In the early nineties, a plethora of side-scrolling brawlers hit both the arcade and home-console scene. Complete with a gritty atmosphere, awesome soundtracks and excellent balance, one franchise stood toe to toe with the best. 26 years later can Streets of Rage 4 still brawl with the ‘big boys’?
Coming to us from DotEmu and Lizardcube, with some assistance from Guard Crush, Streets of Rage 4 has some pretty big boots to fill — fans have been looking to Sega for a true sequel for almost three decades. It’s good then that Sega chose to trust the franchise with a group that has already proven that they not only understand the original games but also what really attached fans to the Street of Rage series in the first place. Coming fresh off the nostalgic high that was Wonder Boy III: The Dragon’s Trap, LizardCube have not only delivered an addition to the series; but one the fans will look back on extremely fondly as a standout entry.
From the moment the title screen pops to the second you enter the first stage, it’s immediately recognisable as Streets of Rage. The streets themselves have had a lick of paint in the graphics department, with updated high-resolution artwork and animation for everything, gone are the pixelated 16bit enemies of earlier iterations. The animations are butter smooth and the added idle animations breathe more life into the characters than you first realise. The lighting also now bounces off characters and is specific to the source so if you are drenched in neon expect to glow.

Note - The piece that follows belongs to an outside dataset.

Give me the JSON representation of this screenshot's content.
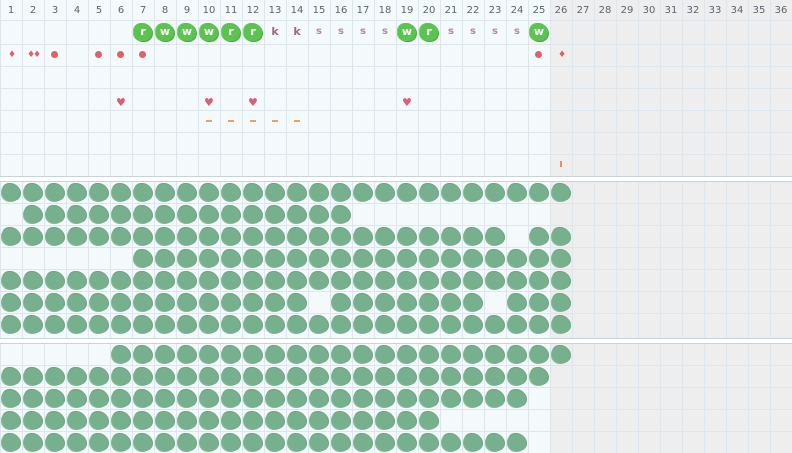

It’s a great touch from the developers that some of that classic nostalgia still shines through in many instances, such as the Apple or Star pickups. You have the opportunity to play as the legacy character versions (crackly voices and all) as well as fight some familiar faces in their original designs and levels if you search hard enough. Standing in the first level outside the Pine Pot from the first game with the retro soundtrack enabled brings back floods of memories of couch co-op with friends.
If it isn’t broken then don’t fix it. Rather than try to update the series too much with complex special attacks and too many context (or directionally) sensitive attack inputs, Street of Rage 4 adds a few new attacks to each character’s repertoire. The special and secret inputs introduced in Streets of Rage 2 (Grand Upper!) come as standard but have been bolstered by an air-based special to increase your offensive capability. Although some animations have changed and some moves act slightly differently, the bare bones have stayed intact; especially for series stalwarts Axel Stone and Blaze Fielding.
The new characters — in Cherry Hunter and Floyd Iraia — each have their own strengths and weaknesses but it’s good to see that none of the balance is lost. If you have power you are likely not gonna be fast (and vice versa) but match the right characters together and you can compensate for something the other lacks. New enemies add a certain flair you love to hate (Dylan) but none of the charms of the original enemies are lacking (Donovan’s Uppercut included). The new boss enemies have some great designs and add a lot to the game.
The story continues on from Street of Rage 3. Faces both familiar and new make their entrance throughout its 60–90-minute playtime (on Normal). This entry does depart from the classic credit-based gameplay of lives and continues and opts instead for a stock of lives that are replenished at the end of a level. Get defeated however and you have to restart that level. You do have some opportunity to earn more lives by hitting predetermined scores, but that relies on your ability to not only defeat your adversaries but chain attacks into combos stylishly.
Streets of Rage 4 adds a small window of ‘air juggling’ to combat in addition to a short-fused combo streak counter. Build a high enough combo and the points earned are multiplied, but get hit and the chain will break, resetting the counter to zero. A risk vs reward method for special attacks (not Star Moves) also returns from Streets of Rage 2/3 albeit slightly modified. In previous entries the special attacks were linked to a gauge that once full was used for a special attack, if the gauge was partially full or empty then instead the character sacrificed some of their own life to carry out the move. Streets of Rage 4 removes the gauge completely but that life used can be regained if normal attacks connect with enemies before you get hit again. Stun-locking enemies has also been removed (SoR2) adding further balance.
Street of Rage 4 is built for the long game with most of what it offers players getting unlocked through what it terms “Lifetime Score”, a cumulative number across all modes, replays and online that collates as you finish a level. Reach a set value and unlock something nice, keep playing and unlock even more. It wouldn’t be surprising if some of the boss characters appeared as playable in the near future as they have an almost complete moveset in contrast to standard enemies.
Streets of Rage 4 relies on its quality to draw you back time and time again. Its mix of retro brawler gameplay, updated graphics, amazing new (and retro) soundtrack and new enemies coupled with the balance the series is famous for. It will have players replaying it for years to come and reminiscing fondly as one of the better entries in a timeless series.